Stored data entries
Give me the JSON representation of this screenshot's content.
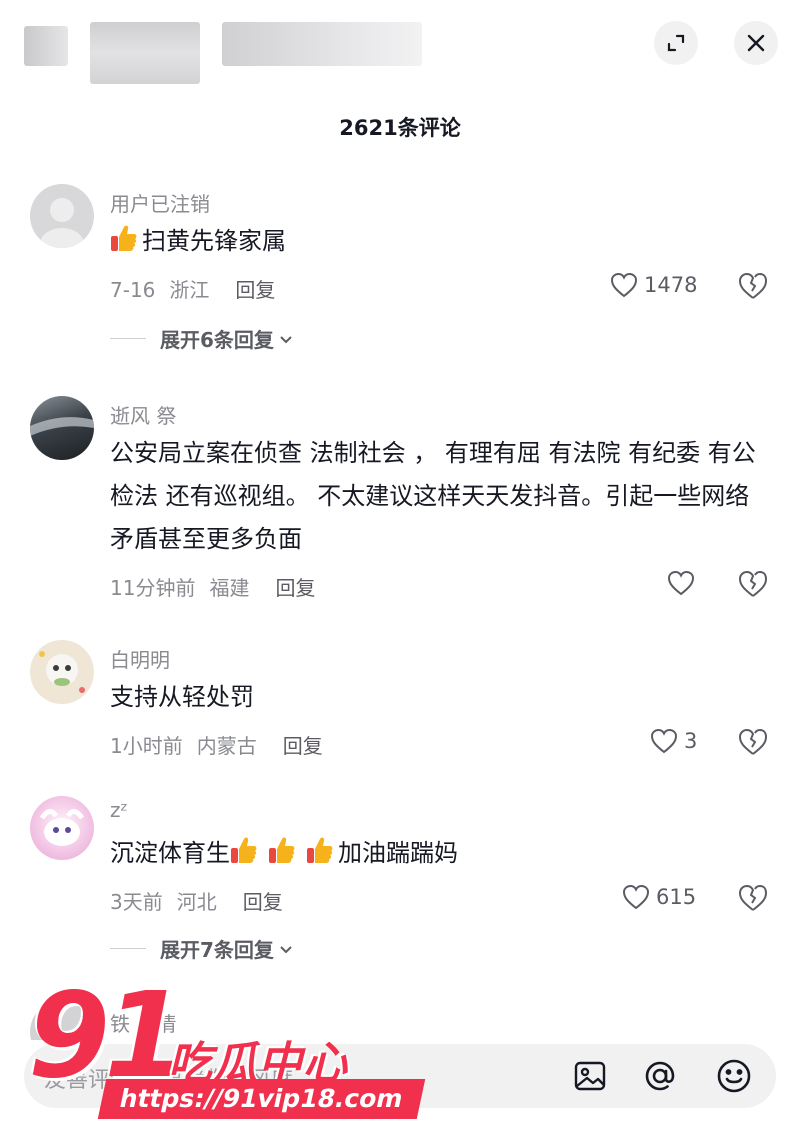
{
  "header": {
    "expand_icon": "expand-icon",
    "close_icon": "close-icon"
  },
  "title": "2621条评论",
  "colors": {
    "text": "#161823",
    "muted": "#8a8b91",
    "watermark": "#f0304c",
    "input_bg": "#f1f1f2"
  },
  "comments": [
    {
      "username": "用户已注销",
      "text": "扫黄先锋家属",
      "leading_emoji": "thumbs-up",
      "date": "7-16",
      "location": "浙江",
      "reply": "回复",
      "likes": "1478",
      "expand": "展开6条回复"
    },
    {
      "username": "逝风 祭",
      "text": "公安局立案在侦查  法制社会 ，  有理有屈  有法院  有纪委  有公检法   还有巡视组。   不太建议这样天天发抖音。引起一些网络矛盾甚至更多负面",
      "date": "11分钟前",
      "location": "福建",
      "reply": "回复",
      "likes": ""
    },
    {
      "username": "白明明",
      "text": "支持从轻处罚",
      "date": "1小时前",
      "location": "内蒙古",
      "reply": "回复",
      "likes": "3"
    },
    {
      "username": "zᶻ",
      "text_before": "沉淀体育生",
      "text_after": "加油踹踹妈",
      "emoji_count": 3,
      "date": "3天前",
      "location": "河北",
      "reply": "回复",
      "likes": "615",
      "expand": "展开7条回复"
    }
  ],
  "partial_comment": {
    "username": "铁 爱情"
  },
  "input": {
    "placeholder": "友善评论，  温暖你的风度",
    "image_icon": "image-icon",
    "mention_icon": "at-mention-icon",
    "emoji_icon": "emoji-icon"
  },
  "watermark": {
    "number": "91",
    "chinese": "吃瓜中心",
    "url": "https://91vip18.com"
  }
}
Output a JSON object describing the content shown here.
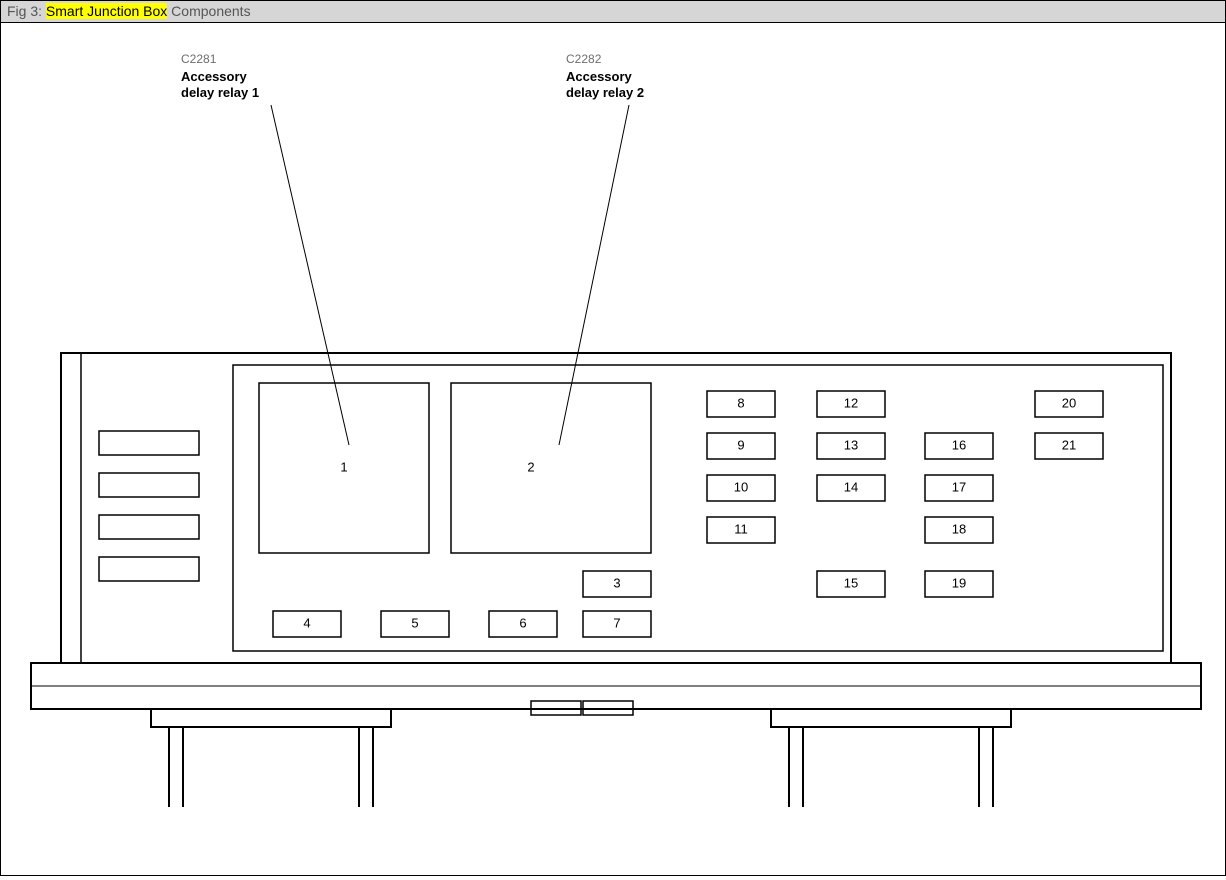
{
  "title": {
    "prefix": "Fig 3: ",
    "highlight": "Smart Junction Box",
    "suffix": " Components"
  },
  "labels": {
    "relay1": {
      "code": "C2281",
      "line1": "Accessory",
      "line2": "delay relay 1"
    },
    "relay2": {
      "code": "C2282",
      "line1": "Accessory",
      "line2": "delay relay 2"
    }
  },
  "slots": {
    "s1": "1",
    "s2": "2",
    "s3": "3",
    "s4": "4",
    "s5": "5",
    "s6": "6",
    "s7": "7",
    "s8": "8",
    "s9": "9",
    "s10": "10",
    "s11": "11",
    "s12": "12",
    "s13": "13",
    "s14": "14",
    "s15": "15",
    "s16": "16",
    "s17": "17",
    "s18": "18",
    "s19": "19",
    "s20": "20",
    "s21": "21"
  }
}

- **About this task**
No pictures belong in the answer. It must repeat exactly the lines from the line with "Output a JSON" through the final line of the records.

- **Output**
Output a JSON object describing the content shown here.
{
  "title": {
    "prefix": "Fig 3: ",
    "highlight": "Smart Junction Box",
    "suffix": " Components"
  },
  "labels": {
    "relay1": {
      "code": "C2281",
      "line1": "Accessory",
      "line2": "delay relay 1"
    },
    "relay2": {
      "code": "C2282",
      "line1": "Accessory",
      "line2": "delay relay 2"
    }
  },
  "slots": {
    "s1": "1",
    "s2": "2",
    "s3": "3",
    "s4": "4",
    "s5": "5",
    "s6": "6",
    "s7": "7",
    "s8": "8",
    "s9": "9",
    "s10": "10",
    "s11": "11",
    "s12": "12",
    "s13": "13",
    "s14": "14",
    "s15": "15",
    "s16": "16",
    "s17": "17",
    "s18": "18",
    "s19": "19",
    "s20": "20",
    "s21": "21"
  }
}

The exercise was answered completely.